#### [WHAT IS EXPECTED]
Please give the entries again in full and exactly, without any picture.

#### [THE INPUT]

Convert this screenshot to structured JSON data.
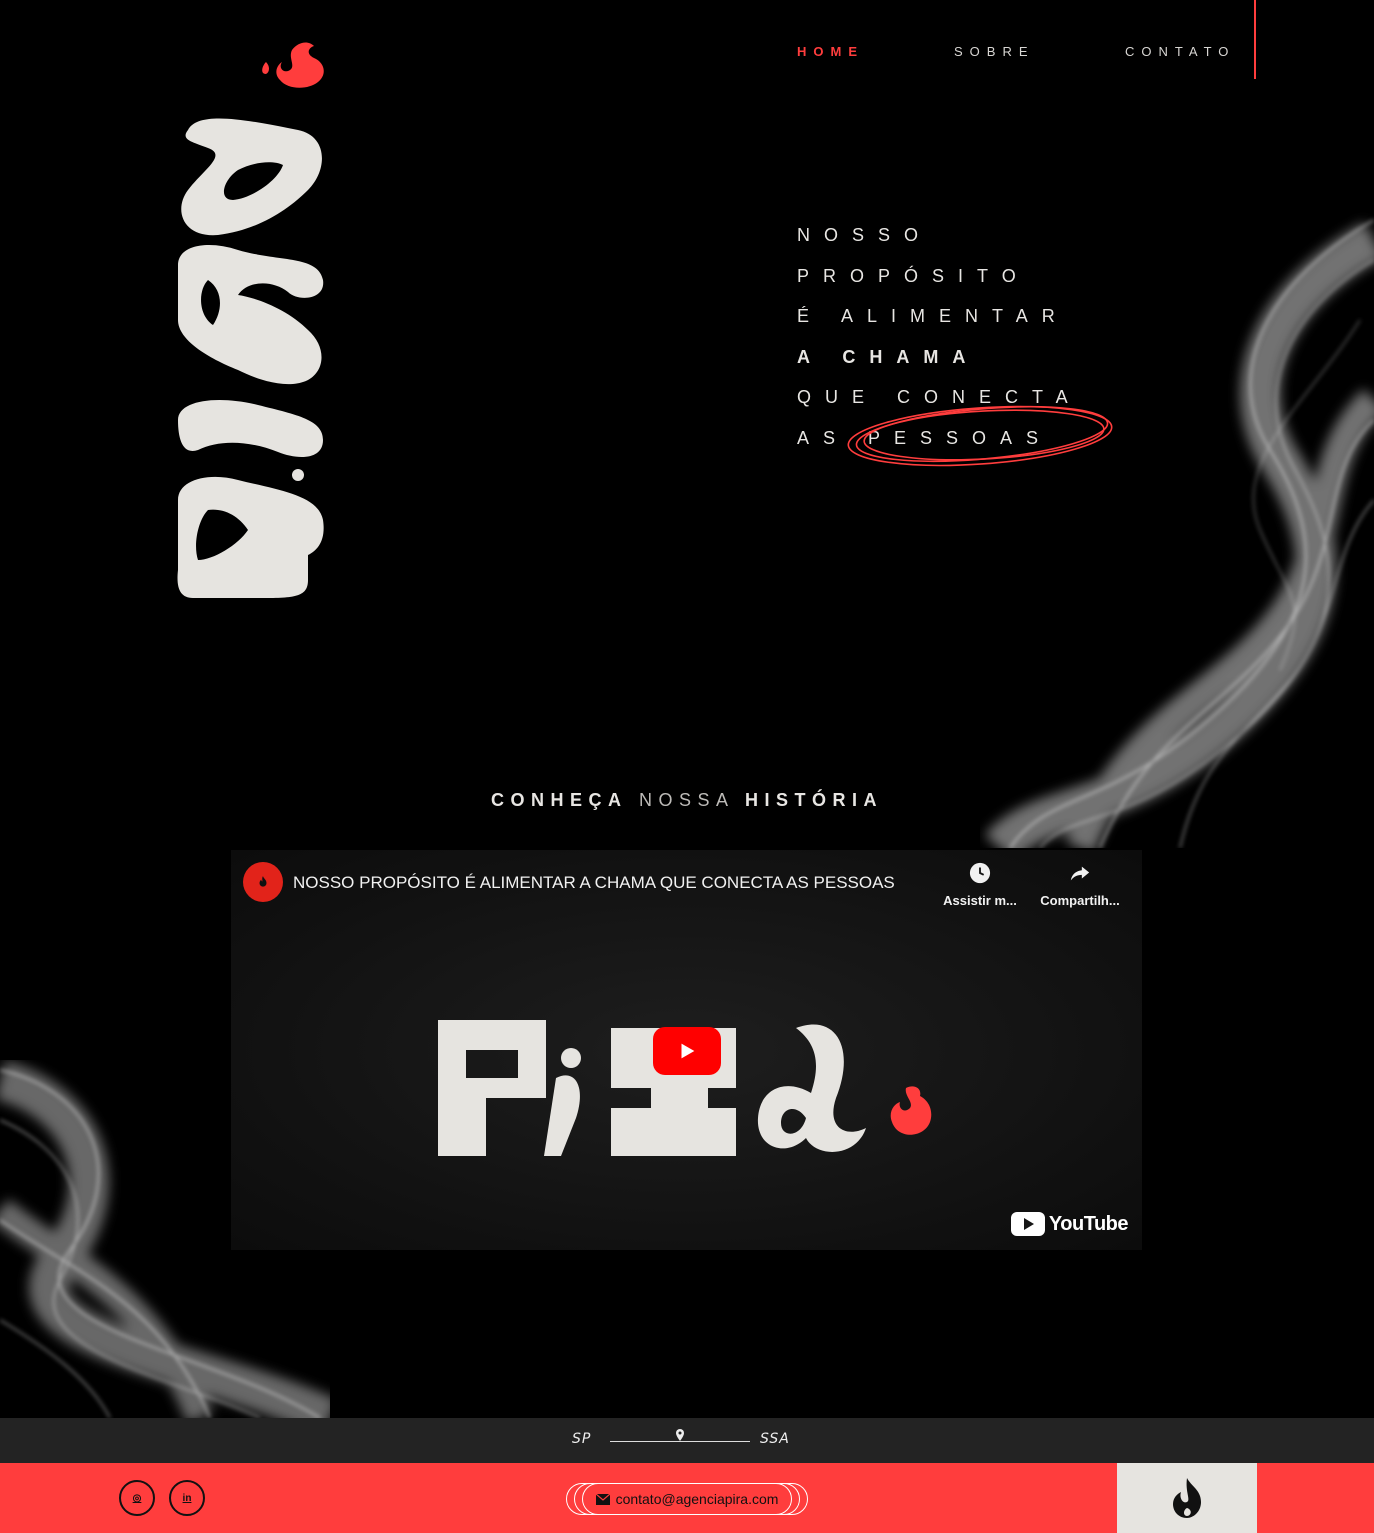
{
  "nav": {
    "items": [
      {
        "label": "HOME",
        "active": true
      },
      {
        "label": "SOBRE",
        "active": false
      },
      {
        "label": "CONTATO",
        "active": false
      }
    ],
    "accent_color": "#ff3d3d"
  },
  "brand": {
    "logo_text": "PIRA",
    "logo_icon": "flame-icon"
  },
  "hero": {
    "lines": [
      "NOSSO",
      "PROPÓSITO",
      "É ALIMENTAR",
      "A CHAMA",
      "QUE CONECTA",
      "AS"
    ],
    "highlight": "PESSOAS"
  },
  "story": {
    "part1": "CONHEÇA",
    "part2": "NOSSA",
    "part3": "HISTÓRIA"
  },
  "video": {
    "title": "NOSSO PROPÓSITO É ALIMENTAR A CHAMA QUE CONECTA AS PESSOAS",
    "watch_later": "Assistir m...",
    "share": "Compartilh...",
    "platform": "YouTube",
    "play_icon": "play-icon"
  },
  "locations": {
    "from": "SP",
    "to": "SSA"
  },
  "footer": {
    "email": "contato@agenciapira.com",
    "social": [
      {
        "icon": "instagram-icon",
        "label": "◎"
      },
      {
        "icon": "linkedin-icon",
        "label": "in"
      }
    ],
    "background": "#ff3d3d"
  }
}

#### [SOLUTION]
Convert this screenshot to structured JSON data.
{
  "nav": {
    "items": [
      {
        "label": "HOME",
        "active": true
      },
      {
        "label": "SOBRE",
        "active": false
      },
      {
        "label": "CONTATO",
        "active": false
      }
    ],
    "accent_color": "#ff3d3d"
  },
  "brand": {
    "logo_text": "PIRA",
    "logo_icon": "flame-icon"
  },
  "hero": {
    "lines": [
      "NOSSO",
      "PROPÓSITO",
      "É ALIMENTAR",
      "A CHAMA",
      "QUE CONECTA",
      "AS"
    ],
    "highlight": "PESSOAS"
  },
  "story": {
    "part1": "CONHEÇA",
    "part2": "NOSSA",
    "part3": "HISTÓRIA"
  },
  "video": {
    "title": "NOSSO PROPÓSITO É ALIMENTAR A CHAMA QUE CONECTA AS PESSOAS",
    "watch_later": "Assistir m...",
    "share": "Compartilh...",
    "platform": "YouTube",
    "play_icon": "play-icon"
  },
  "locations": {
    "from": "SP",
    "to": "SSA"
  },
  "footer": {
    "email": "contato@agenciapira.com",
    "social": [
      {
        "icon": "instagram-icon",
        "label": "◎"
      },
      {
        "icon": "linkedin-icon",
        "label": "in"
      }
    ],
    "background": "#ff3d3d"
  }
}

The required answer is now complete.